General Football Philosophy Part I

I am often confronted about football philosophy, specifically between different schools of thoughts that surround offense, defense, and the whole team philosophy in general. I will discuss the extremes of the philosophies and try to avoid the standard "create a balance of both" position. On the offensive side, the debate centers on ball control vs passing. And on defense the battle is on Safe/read and react defense focused on not giving up the big play vs aggressive defenses can be at time greedy about giving up anything, not worried as much about big plays.

As a coach what side of the debates do you lean more towards? No one is 50/50. We all have a preference. Why do some coaches lean one way more than the other. Lets talk offense first.


The ball control school, wants to establish the run and control the clock. Shortening the game, keeps scores low, and creating chances to compete against more opponents. UT last two opponents are examples of this. Nebraska tried to play behind a good defense with ball control offense, and eventually lost on a last minute field goal in a 13-12 game. Many people thought Nebraska had no chance. The strong defense coupled with an offense that shortened the game gave Nebraska a chance many argue. The National Champion Alabama Crimson Tide ran for 205 yards and passed for a measly 58 yards, and won the national championship by 37-21. They stuck to this run first conservative philosophy that put the game in each team's defense's hands. Alabama was the better team going in, this philosophy seems to have allowed an over-matched team (Nebraska) and a favored-team (Alabama) to use a run-first offense as an optimal strategy vs Texas. Optimal vs Texas whom had the #1 Run Defense in FBS.

On the other hand you have passing teams like SMU that destroyed the #1 running team in football with a heavy passing game. Even Bill Walsh has been quoted saying that establishing the run (in my view) is overrated. The best passing down for him, are 1st down. Gus M. From Auburn made a living breaking the mold as well.

What is the best system? Its hard to tell. I equate it to poker. In poker you can play tight-Aggressive or Loose-Aggressive. Some people like to control the game of poker so the cards can do their work, and some like to play so their card reading can do their work. The difference of the preference in poker is skills. As a coach, if you can call great and anticipate the offense you can call more agressively. On the other hand, if you are behind in this respect you can play more base and rely on your players and your "technique coaching" to get you through the game.

More will come on this subject, I am not advocating one method or the other, just starting thought on this philisophical debate.


  1. Coaching in high school, I think you have to change your philosophy based on your players since we can't recruit. Not abandoning the entire idea of a philosophy, just that if you are an I formation guy you should be ready to be a single back I guy if you get 3 solid targets with a weak TE...that's why I always wonder how option coaches ALWAYS make the option their staple. You need 2 SOLID runners, one being the QB (who should be able to throw)..thoughts?
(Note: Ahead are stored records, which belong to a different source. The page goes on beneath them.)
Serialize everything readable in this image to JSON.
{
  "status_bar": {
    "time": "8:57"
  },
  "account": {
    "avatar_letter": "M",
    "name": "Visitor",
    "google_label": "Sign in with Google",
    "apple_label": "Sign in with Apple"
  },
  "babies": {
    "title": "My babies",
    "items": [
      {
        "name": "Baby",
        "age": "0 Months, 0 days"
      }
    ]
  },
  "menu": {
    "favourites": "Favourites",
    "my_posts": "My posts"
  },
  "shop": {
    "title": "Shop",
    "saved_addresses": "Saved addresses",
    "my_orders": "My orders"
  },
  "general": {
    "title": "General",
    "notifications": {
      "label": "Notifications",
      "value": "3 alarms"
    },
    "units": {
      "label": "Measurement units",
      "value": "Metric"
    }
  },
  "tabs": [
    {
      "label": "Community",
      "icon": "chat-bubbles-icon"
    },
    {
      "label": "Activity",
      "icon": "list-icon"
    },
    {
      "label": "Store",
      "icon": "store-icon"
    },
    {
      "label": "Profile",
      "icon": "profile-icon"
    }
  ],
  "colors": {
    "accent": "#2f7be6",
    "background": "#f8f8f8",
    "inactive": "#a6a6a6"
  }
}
  2. Option guys make a living off of thier execution, and the misexecution of their opponents. I agree philosophy may need to change depending on your athletes. However, if you put together a great system, you can get away with forming your athletes to the system. I have seen teams with mediorce talent produce excellent numbers from spread offenses. Also, I have seen really poorly talented teams run 4-2-5 defenses and have great success. To me the challenge is getting players and assistant coaches to buy into the system you believe in.